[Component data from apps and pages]

*****

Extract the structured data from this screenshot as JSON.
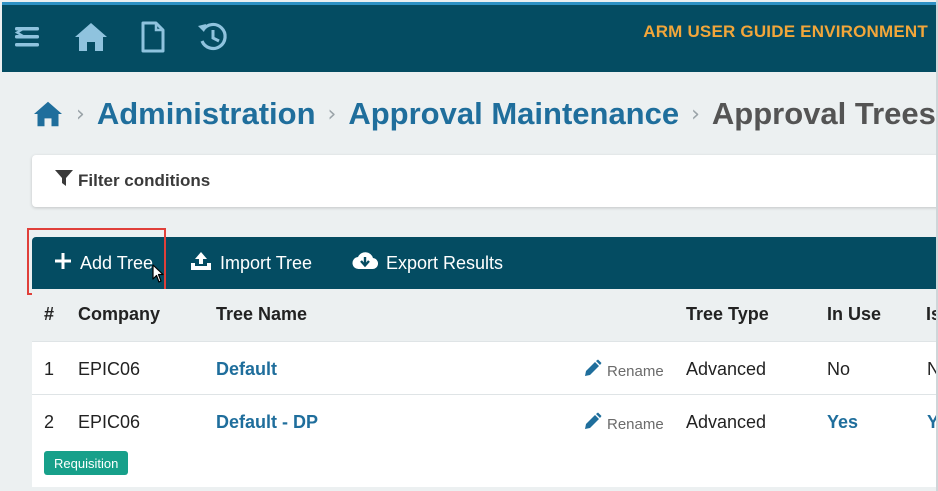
{
  "header": {
    "environment_label": "ARM USER GUIDE ENVIRONMENT",
    "icons": [
      "menu-icon",
      "home-icon",
      "document-icon",
      "history-icon"
    ]
  },
  "breadcrumb": {
    "items": [
      {
        "label": "Administration"
      },
      {
        "label": "Approval Maintenance"
      }
    ],
    "current": "Approval Trees"
  },
  "filter": {
    "label": "Filter conditions"
  },
  "toolbar": {
    "add_tree": "Add Tree",
    "import_tree": "Import Tree",
    "export_results": "Export Results"
  },
  "table": {
    "columns": [
      "#",
      "Company",
      "Tree Name",
      "Tree Type",
      "In Use",
      "Is"
    ],
    "rename_label": "Rename",
    "rows": [
      {
        "num": "1",
        "company": "EPIC06",
        "tree_name": "Default",
        "tree_type": "Advanced",
        "in_use": "No",
        "is": "N"
      },
      {
        "num": "2",
        "company": "EPIC06",
        "tree_name": "Default - DP",
        "tree_type": "Advanced",
        "in_use": "Yes",
        "is": "Y",
        "badge": "Requisition"
      }
    ]
  },
  "colors": {
    "header_bg": "#044c62",
    "accent_orange": "#f2a63a",
    "link_blue": "#1f6e9c",
    "badge_green": "#17a08a",
    "highlight_red": "#e0403a"
  }
}
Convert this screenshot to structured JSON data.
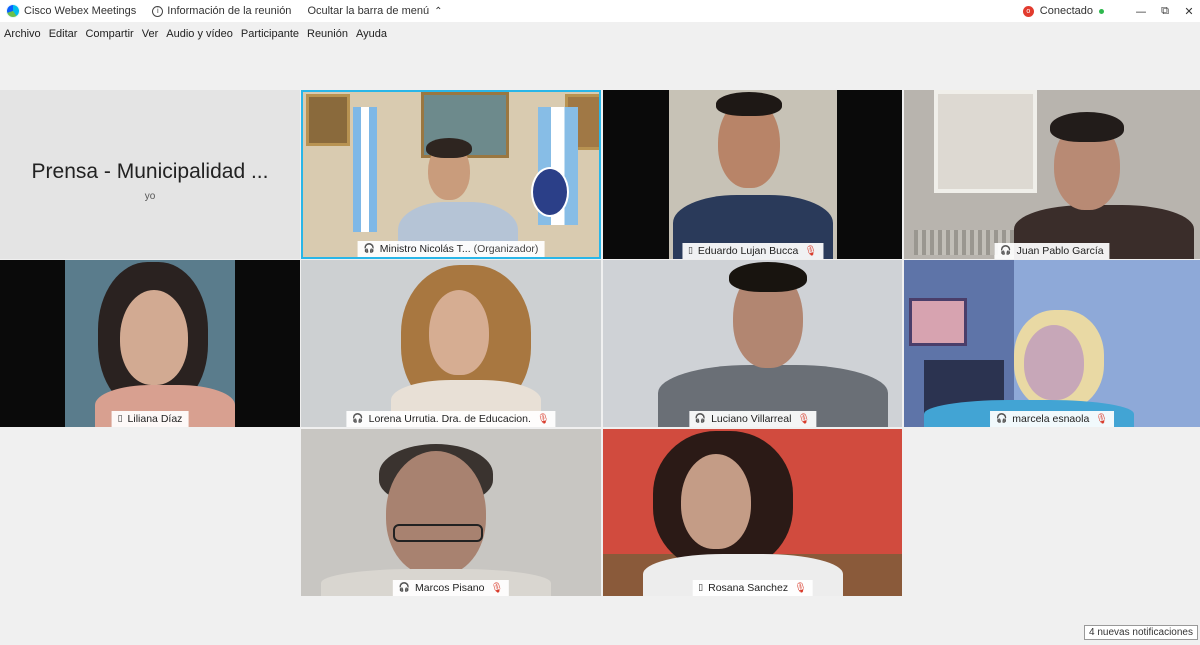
{
  "titlebar": {
    "app_name": "Cisco Webex Meetings",
    "meeting_info": "Información de la reunión",
    "hide_menu": "Ocultar la barra de menú",
    "status": "Conectado",
    "minimize": "—",
    "restore": "⧉",
    "close": "✕"
  },
  "menu": [
    "Archivo",
    "Editar",
    "Compartir",
    "Ver",
    "Audio y vídeo",
    "Participante",
    "Reunión",
    "Ayuda"
  ],
  "self_tile": {
    "name": "Prensa - Municipalidad ...",
    "sub": "yo"
  },
  "participants": [
    {
      "name": "Ministro Nicolás T...",
      "role": "(Organizador)",
      "device": "headset",
      "muted": false
    },
    {
      "name": "Eduardo Lujan Bucca",
      "device": "phone",
      "muted": true
    },
    {
      "name": "Juan Pablo García",
      "device": "headset",
      "muted": false
    },
    {
      "name": "Liliana Díaz",
      "device": "phone",
      "muted": false
    },
    {
      "name": "Lorena Urrutia. Dra. de Educacion.",
      "device": "headset",
      "muted": true
    },
    {
      "name": "Luciano Villarreal",
      "device": "headset",
      "muted": true
    },
    {
      "name": "marcela esnaola",
      "device": "headset",
      "muted": true
    },
    {
      "name": "Marcos Pisano",
      "device": "headset",
      "muted": true
    },
    {
      "name": "Rosana Sanchez",
      "device": "phone",
      "muted": true
    }
  ],
  "notification": "4 nuevas notificaciones",
  "colors": {
    "active_border": "#29b6e8",
    "muted": "#d83a2a"
  }
}
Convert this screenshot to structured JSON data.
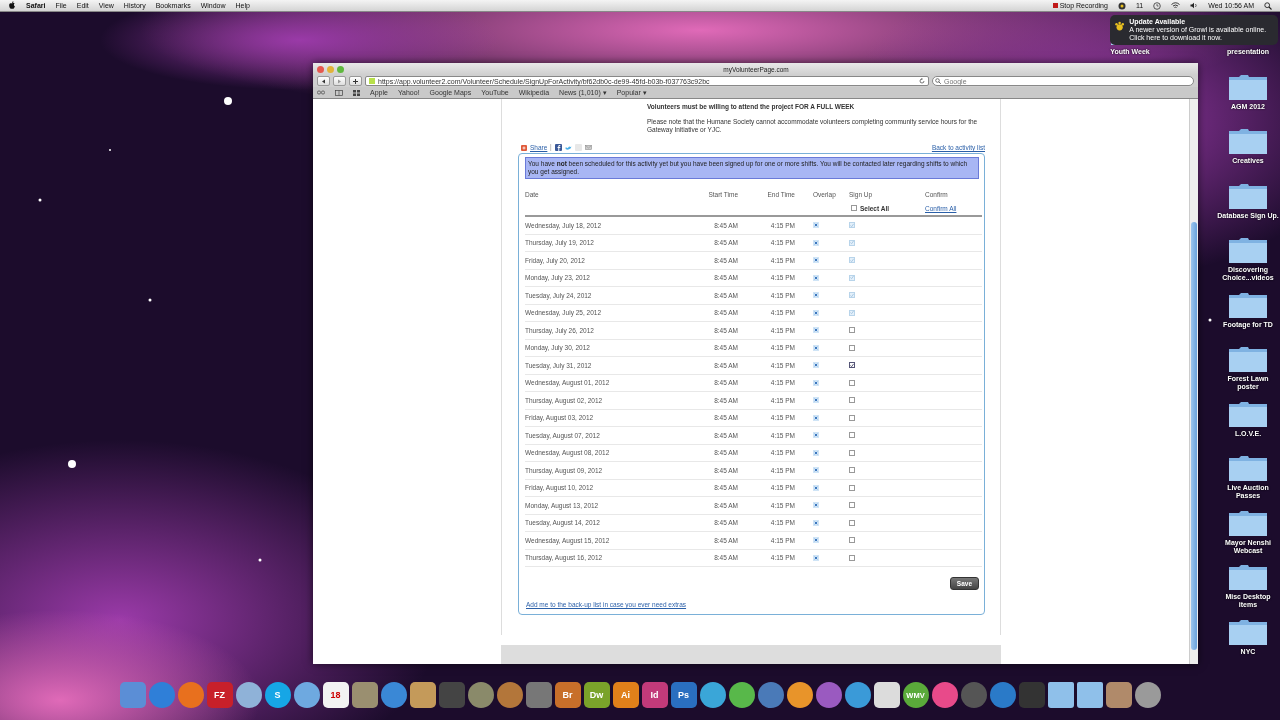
{
  "menubar": {
    "app": "Safari",
    "menus": [
      "File",
      "Edit",
      "View",
      "History",
      "Bookmarks",
      "Window",
      "Help"
    ],
    "recording": "Stop Recording",
    "count": "11",
    "clock": "Wed 10:56 AM"
  },
  "growl": {
    "title": "Update Available",
    "text": "A newer version of Growl is available online. Click here to download it now."
  },
  "desktop_folders_left": [
    {
      "label": "Youth Week",
      "kind": "folder"
    }
  ],
  "desktop_folders_right": [
    {
      "label": "presentation",
      "kind": "label"
    },
    {
      "label": "AGM 2012",
      "kind": "folder"
    },
    {
      "label": "Creatives",
      "kind": "folder"
    },
    {
      "label": "Database Sign Up.",
      "kind": "folder"
    },
    {
      "label": "Discovering Choice...videos",
      "kind": "folder"
    },
    {
      "label": "Footage for TD",
      "kind": "folder"
    },
    {
      "label": "Forest Lawn poster",
      "kind": "folder"
    },
    {
      "label": "L.O.V.E.",
      "kind": "folder"
    },
    {
      "label": "Live Auction Passes",
      "kind": "folder"
    },
    {
      "label": "Mayor Nenshi Webcast",
      "kind": "folder"
    },
    {
      "label": "Misc Desktop items",
      "kind": "folder"
    },
    {
      "label": "NYC",
      "kind": "folder"
    }
  ],
  "window": {
    "title": "myVolunteerPage.com",
    "url": "https://app.volunteer2.com/Volunteer/Schedule/SignUpForActivity/bf62db0c-de99-45fd-b03b-f037763c92bc",
    "search_placeholder": "Google",
    "bookmarks": [
      "Apple",
      "Yahoo!",
      "Google Maps",
      "YouTube",
      "Wikipedia",
      "News (1,010) ▾",
      "Popular ▾"
    ]
  },
  "page": {
    "notes": [
      "Volunteers must be willing to attend the project FOR A FULL WEEK",
      "Please note that the Humane Society cannot accommodate volunteers completing community service hours for the Gateway Initiative or YJC."
    ],
    "share": "Share",
    "back_link": "Back to activity list",
    "notice": "You have **not** been scheduled for this activity yet but you have been signed up for one or more shifts. You will be contacted later regarding shifts to which you get assigned.",
    "columns": [
      "Date",
      "Start Time",
      "End Time",
      "Overlap",
      "Sign Up",
      "Confirm"
    ],
    "select_all": {
      "label": "Select All",
      "checked": false
    },
    "confirm_all": "Confirm All",
    "rows": [
      {
        "date": "Wednesday, July 18, 2012",
        "start": "8:45 AM",
        "end": "4:15 PM",
        "checked": true,
        "disabled": true
      },
      {
        "date": "Thursday, July 19, 2012",
        "start": "8:45 AM",
        "end": "4:15 PM",
        "checked": true,
        "disabled": true
      },
      {
        "date": "Friday, July 20, 2012",
        "start": "8:45 AM",
        "end": "4:15 PM",
        "checked": true,
        "disabled": true
      },
      {
        "date": "Monday, July 23, 2012",
        "start": "8:45 AM",
        "end": "4:15 PM",
        "checked": true,
        "disabled": true
      },
      {
        "date": "Tuesday, July 24, 2012",
        "start": "8:45 AM",
        "end": "4:15 PM",
        "checked": true,
        "disabled": true
      },
      {
        "date": "Wednesday, July 25, 2012",
        "start": "8:45 AM",
        "end": "4:15 PM",
        "checked": true,
        "disabled": true
      },
      {
        "date": "Thursday, July 26, 2012",
        "start": "8:45 AM",
        "end": "4:15 PM",
        "checked": false,
        "disabled": false
      },
      {
        "date": "Monday, July 30, 2012",
        "start": "8:45 AM",
        "end": "4:15 PM",
        "checked": false,
        "disabled": false
      },
      {
        "date": "Tuesday, July 31, 2012",
        "start": "8:45 AM",
        "end": "4:15 PM",
        "checked": true,
        "disabled": false
      },
      {
        "date": "Wednesday, August 01, 2012",
        "start": "8:45 AM",
        "end": "4:15 PM",
        "checked": false,
        "disabled": false
      },
      {
        "date": "Thursday, August 02, 2012",
        "start": "8:45 AM",
        "end": "4:15 PM",
        "checked": false,
        "disabled": false
      },
      {
        "date": "Friday, August 03, 2012",
        "start": "8:45 AM",
        "end": "4:15 PM",
        "checked": false,
        "disabled": false
      },
      {
        "date": "Tuesday, August 07, 2012",
        "start": "8:45 AM",
        "end": "4:15 PM",
        "checked": false,
        "disabled": false
      },
      {
        "date": "Wednesday, August 08, 2012",
        "start": "8:45 AM",
        "end": "4:15 PM",
        "checked": false,
        "disabled": false
      },
      {
        "date": "Thursday, August 09, 2012",
        "start": "8:45 AM",
        "end": "4:15 PM",
        "checked": false,
        "disabled": false
      },
      {
        "date": "Friday, August 10, 2012",
        "start": "8:45 AM",
        "end": "4:15 PM",
        "checked": false,
        "disabled": false
      },
      {
        "date": "Monday, August 13, 2012",
        "start": "8:45 AM",
        "end": "4:15 PM",
        "checked": false,
        "disabled": false
      },
      {
        "date": "Tuesday, August 14, 2012",
        "start": "8:45 AM",
        "end": "4:15 PM",
        "checked": false,
        "disabled": false
      },
      {
        "date": "Wednesday, August 15, 2012",
        "start": "8:45 AM",
        "end": "4:15 PM",
        "checked": false,
        "disabled": false
      },
      {
        "date": "Thursday, August 16, 2012",
        "start": "8:45 AM",
        "end": "4:15 PM",
        "checked": false,
        "disabled": false
      }
    ],
    "save": "Save",
    "backup_link": "Add me to the back-up list in case you ever need extras"
  },
  "dock": [
    {
      "kind": "tile",
      "color": "#5b8ed6"
    },
    {
      "kind": "round",
      "color": "#2f7fd8"
    },
    {
      "kind": "round",
      "color": "#e8701e"
    },
    {
      "kind": "tile",
      "color": "#c8202a",
      "label": "FZ"
    },
    {
      "kind": "round",
      "color": "#8fb2d8"
    },
    {
      "kind": "round",
      "color": "#16a6e6",
      "label": "S"
    },
    {
      "kind": "round",
      "color": "#6ea9e0"
    },
    {
      "kind": "tile",
      "color": "#f2f2f2",
      "label": "18"
    },
    {
      "kind": "tile",
      "color": "#9a8f70"
    },
    {
      "kind": "round",
      "color": "#3a88d6"
    },
    {
      "kind": "tile",
      "color": "#c49a5a"
    },
    {
      "kind": "tile",
      "color": "#444444"
    },
    {
      "kind": "round",
      "color": "#8a8a6a"
    },
    {
      "kind": "round",
      "color": "#b3763a"
    },
    {
      "kind": "tile",
      "color": "#777777"
    },
    {
      "kind": "tile",
      "color": "#c86f2a",
      "label": "Br"
    },
    {
      "kind": "tile",
      "color": "#7aa32a",
      "label": "Dw"
    },
    {
      "kind": "tile",
      "color": "#e0801a",
      "label": "Ai"
    },
    {
      "kind": "tile",
      "color": "#c23a7a",
      "label": "Id"
    },
    {
      "kind": "tile",
      "color": "#2a6fc0",
      "label": "Ps"
    },
    {
      "kind": "round",
      "color": "#3aa6d8"
    },
    {
      "kind": "round",
      "color": "#58b84a"
    },
    {
      "kind": "round",
      "color": "#4a7ab8"
    },
    {
      "kind": "round",
      "color": "#e8942a"
    },
    {
      "kind": "round",
      "color": "#9a5ac0"
    },
    {
      "kind": "round",
      "color": "#3a9ad8"
    },
    {
      "kind": "tile",
      "color": "#dcdcdc"
    },
    {
      "kind": "round",
      "color": "#5aaa3a",
      "label": "WMV"
    },
    {
      "kind": "round",
      "color": "#e84a8a"
    },
    {
      "kind": "round",
      "color": "#555555"
    },
    {
      "kind": "round",
      "color": "#2a7ac8"
    },
    {
      "kind": "tile",
      "color": "#333333"
    },
    {
      "kind": "folder",
      "color": "#8fc0ea"
    },
    {
      "kind": "folder",
      "color": "#8fc0ea"
    },
    {
      "kind": "tile",
      "color": "#b08a6a"
    },
    {
      "kind": "round",
      "color": "#9a9a9a"
    }
  ]
}
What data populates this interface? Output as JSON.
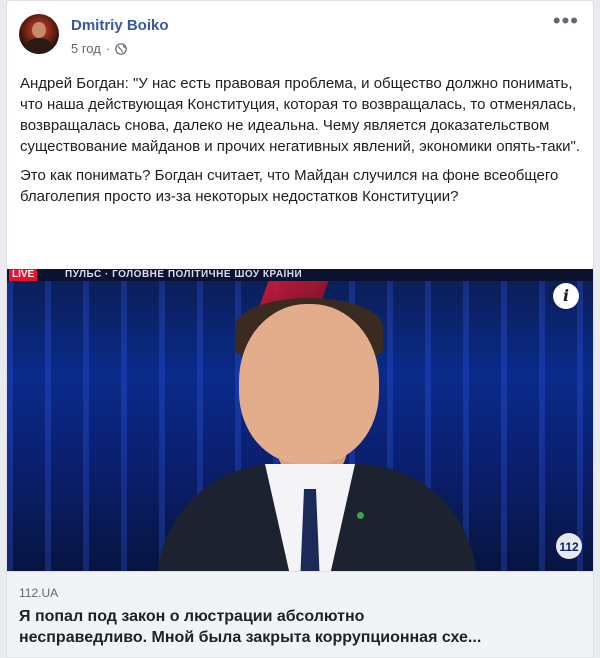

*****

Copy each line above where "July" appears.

*Result*.
        "date": "Wednesday, July 18, 2012",
        "date": "Thursday, July 19, 2012",
        "date": "Friday, July 20, 2012",
        "date": "Monday, July 23, 2012",
        "date": "Tuesday, July 24, 2012",
        "date": "Wednesday, July 25, 2012",
        "date": "Thursday, July 26, 2012",
        "date": "Monday, July 30, 2012",
        "date": "Tuesday, July 31, 2012",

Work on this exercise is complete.